A spokesperson from NSW Fair Trading said an auctioneer should conduct the auction in English if the agent is reasonably aware that a bidder participating in the auction can only speak English. By doing so, the agent is meeting their obligations to the vendor and working to achieve the highest possible price for the property.

“The law does not prevent an auction being translated into a different language. If the auction is subject to different conditions of sale, these conditions must be clearly displayed and communicated to bidders before the auction starts. The conditions of sale are required to be displayed in the English language,” the NSW Fair Trading spokesperson said.

“By law, an agent must complete a Bidders Record in the English language. The auctioneer and other agents present at an auction should refer to the Bidders Record to assist in determining the language that bidders may speak or understand, but this should not be the only determining factor.”

The rules of engagement
auctionWORKS Founder and Principal, and 2014 Awards for Excellence Woodrow Weight Award recipient, David Scholes does not have a problem with dual language auctioneers conducting auctions in another language in areas where off-shore buyers predominate.
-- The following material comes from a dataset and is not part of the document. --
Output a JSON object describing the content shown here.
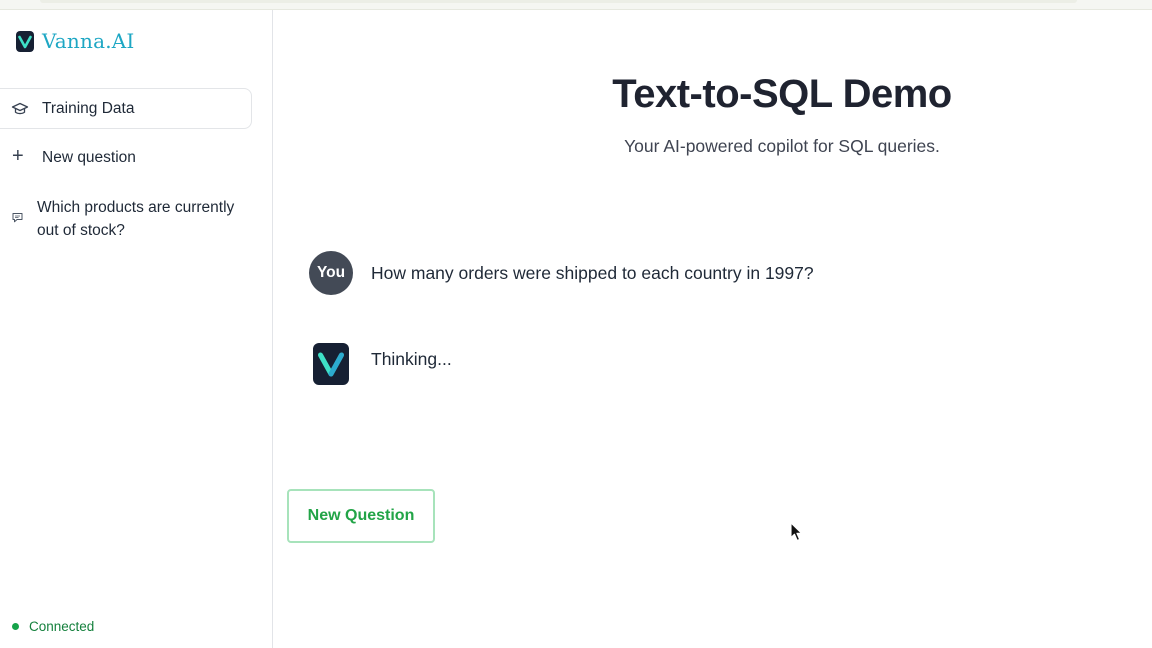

“As long as the auction is conducted primarily in English, and when I say primarily I mean completely in English with parts such as prices and relevant topics regarding terms and conditions being translated into other languages, then I don’t see why anyone would have a problem with it,” Mr Scholes said.

“In saying that, I would never allow an auctioneer to conduct an auction primarily in a language other than English, even if the participants were all foreign language speaking.

“I always make sure the terms and condition are displayed in English, but they are also translated so the non-English speaking people understand what the rules of engagement are.

“Competent agents who operate in areas influenced by Asian money often employ Cantonese or Mandarin speaking staff members, and we always make sure we position them in the audience as the bidding starts so they can qualify everybody.

“We always encourage non-English speaking bidders to bring an advisor or family member that can sit with them, or if they hold the right authority they can bid for them. We also use bid display boards in our auction rooms, so that non-English speaking people can visually see the bid as well as hear it.

Bidding technology
Century 21 Cordeau Marshall Principal Craig Marshall has gone one step further than in-room bidding display boards and has created an LED display board that is used at on-site auctions. The LED display board shows the price and bidder’s number on the board as soon as the bid is made.

“The reason this system is effective is because it makes the process of auctions comfortable for all parties involved. There is no confusion, it takes the stress out of what is happening in that moment and it alleviates the problem of understanding the current price on offer,” Mr Marshall said.

“For foreign buyers it stops agents writing down the bid on a piece of paper, which I’ve found can get very confusing. It also removes the issue of having to call an auction in another language, because everyone can read numbers and make an educated decision on whether to put a bid in or not.”